The heat wave that is baking America is being called a “heat dome”.
A better name would be “Hadley’s Horrible High” or “The Attack of the Hadley Cell”.
Whatever it’s called, it means sweat, misery and higher electrical bills when you crank up the air conditioner.
George Hadley was an 18th century scientist who noted that:
- Hot air rises,
- Cold air sinks, and
- The rotation of the Earth affects winds.
Tropical air circulation – a Hadley Cell
Source: Wikipedia http://en.wikipedia.org/wiki/File:HadleyCross-sec.jpg
It all sounds harmless doesn’t it? Now his name has been given to the circulation pattern of tropical air, a Hadley cell. It is this swirl of tropical air that causes hurricanes, monsoons and heat waves. Unfortunately this tropic pattern shifts north during summer and the heat that would normally be blasting the South visits the Midwest.
Here’s how the Hadley cell works:
- The area where the sun is shining directly over head gets hot. Hot air rises. The warm air rises and cools until the moisture in the atmosphere rains out. This band of rising air and rain produces low air pressure and tropical storms.
- The rotation of the Earth steers winds away from the equators toward the poles.
- As the tropical air drifts through the high atmosphere, further and further north, (or south if it is south of the equator) it cools off. Cold air sinks. At around 30°N it sinks. This area where the air is plunging downward is called a high pressure area. It blasts away any clouds and moisture and the sun bakes the area so that it is very hot and dry.
- Winds blow away from the high pressure and the general flow is from the 30° latitude back towards the equator.
This tropical circulation produces tropical climate – jungles around the equator, deserts around the 30° highs and monsoons with wet and dry seasons in between.
Unfortunately, that tropical Hadley cell is not staying south of 30° where it belongs. As your elementary teacher taught you, the Earth is tilted towards the sun in summer time. This means that on June 20, the sun is beating directly down at 23° north. The whole Hadley cell circulation shifts north. The atmospheric high, and the heat it causes shifts north. Instead of beating down on Arizona, it drifts north into the Great Plains.
Hadley cells – Stormy lows in the tropics and cloudless heat waves in the Great Plains.
SOURCE: © Browning Newsletter on a satellite photo from NASA

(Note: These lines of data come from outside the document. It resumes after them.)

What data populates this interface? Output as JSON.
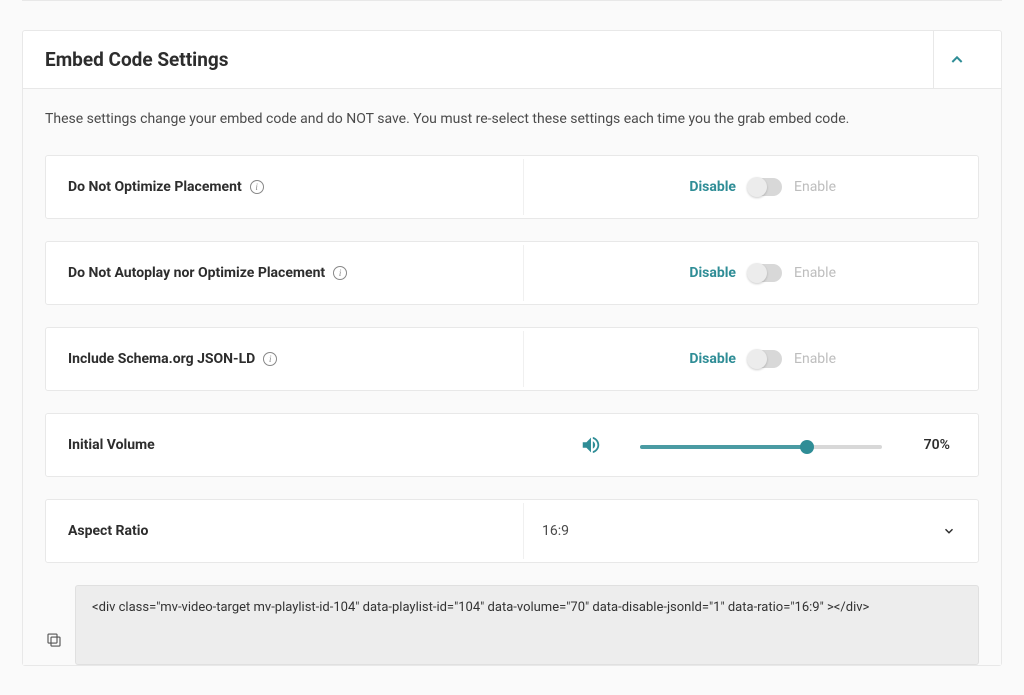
{
  "panel": {
    "title": "Embed Code Settings",
    "description": "These settings change your embed code and do NOT save. You must re-select these settings each time you the grab embed code."
  },
  "settings": {
    "optimize": {
      "label": "Do Not Optimize Placement",
      "disable": "Disable",
      "enable": "Enable"
    },
    "autoplay": {
      "label": "Do Not Autoplay nor Optimize Placement",
      "disable": "Disable",
      "enable": "Enable"
    },
    "schema": {
      "label": "Include Schema.org JSON-LD",
      "disable": "Disable",
      "enable": "Enable"
    },
    "volume": {
      "label": "Initial Volume",
      "value_display": "70%"
    },
    "ratio": {
      "label": "Aspect Ratio",
      "value": "16:9"
    }
  },
  "code": {
    "text": "<div class=\"mv-video-target mv-playlist-id-104\" data-playlist-id=\"104\"  data-volume=\"70\" data-disable-jsonld=\"1\" data-ratio=\"16:9\" ></div>"
  }
}
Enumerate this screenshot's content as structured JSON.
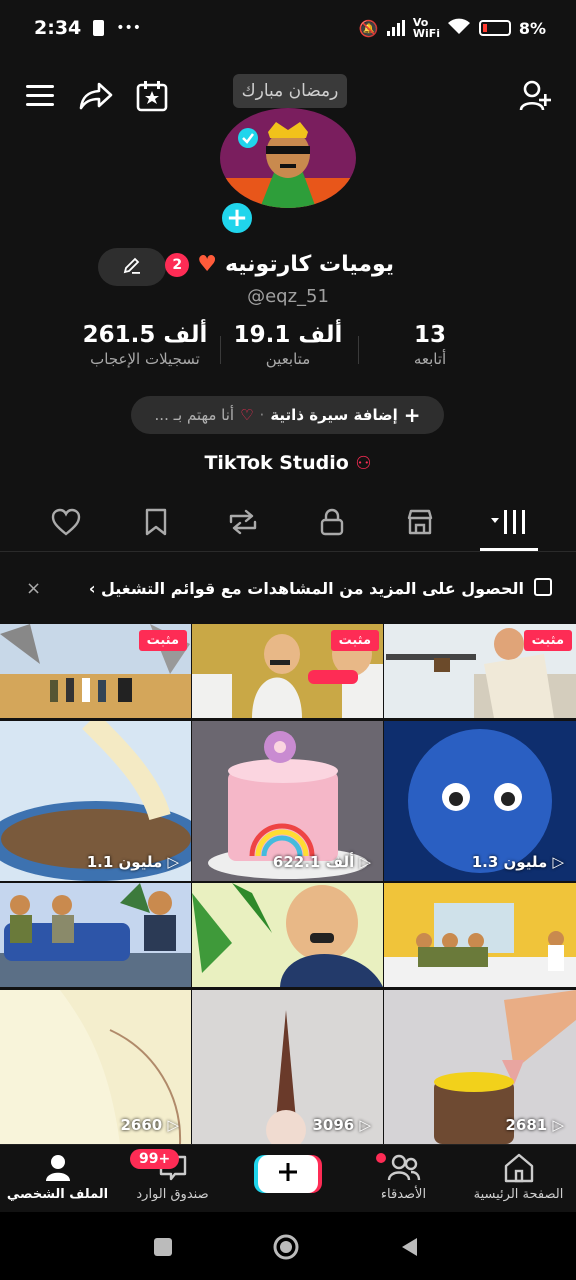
{
  "status_bar": {
    "time": "2:34",
    "dots": "•••",
    "network": "Vo WiFi",
    "battery": "8%"
  },
  "header": {
    "ramadan_tag": "رمضان مبارك"
  },
  "profile": {
    "name": "يوميات كارتونيه",
    "badge_count": "2",
    "handle": "@eqz_51",
    "stats": [
      {
        "value": "13",
        "label": "أتابعه"
      },
      {
        "value": "19.1 ألف",
        "label": "متابعين"
      },
      {
        "value": "261.5 ألف",
        "label": "تسجيلات الإعجاب"
      }
    ],
    "bio_add": "إضافة سيرة ذاتية",
    "bio_interest": "أنا مهتم بـ ...",
    "studio": "TikTok Studio"
  },
  "banner": {
    "text": "الحصول على المزيد من المشاهدات مع قوائم التشغيل ›",
    "close": "×"
  },
  "videos": [
    {
      "pinned": "مثبت",
      "views": ""
    },
    {
      "pinned": "مثبت",
      "views": ""
    },
    {
      "pinned": "مثبت",
      "views": ""
    },
    {
      "pinned": "",
      "views": "1.1 مليون ▷"
    },
    {
      "pinned": "",
      "views": "622.1 ألف ▷"
    },
    {
      "pinned": "",
      "views": "1.3 مليون ▷"
    },
    {
      "pinned": "",
      "views": "2660 ▷"
    },
    {
      "pinned": "",
      "views": "3096 ▷"
    },
    {
      "pinned": "",
      "views": "2681 ▷"
    }
  ],
  "bottom_nav": {
    "profile": "الملف الشخصي",
    "inbox": "صندوق الوارد",
    "inbox_badge": "99+",
    "friends": "الأصدقاء",
    "home": "الصفحة الرئيسية"
  }
}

So if you feel blasted by the heat, you’re right! You are being blasted by tropical air. The news is calling this area of high pressure a heat dome, but it’s more accurately a heat bomb, brought to you by your friendly Hadley cell. You are under attack – so go inside and take shelter by the first air conditioner that you can find.
Evelyn Browning Garriss, historical climatologist, is a longtime writer for The Old Farmer's Almanac. She is also editor of The Browning World Climate Bulletin and has advised farmers, businesses, and investors worldwide on upcoming climate events and their economic and social impact for the past 21 years.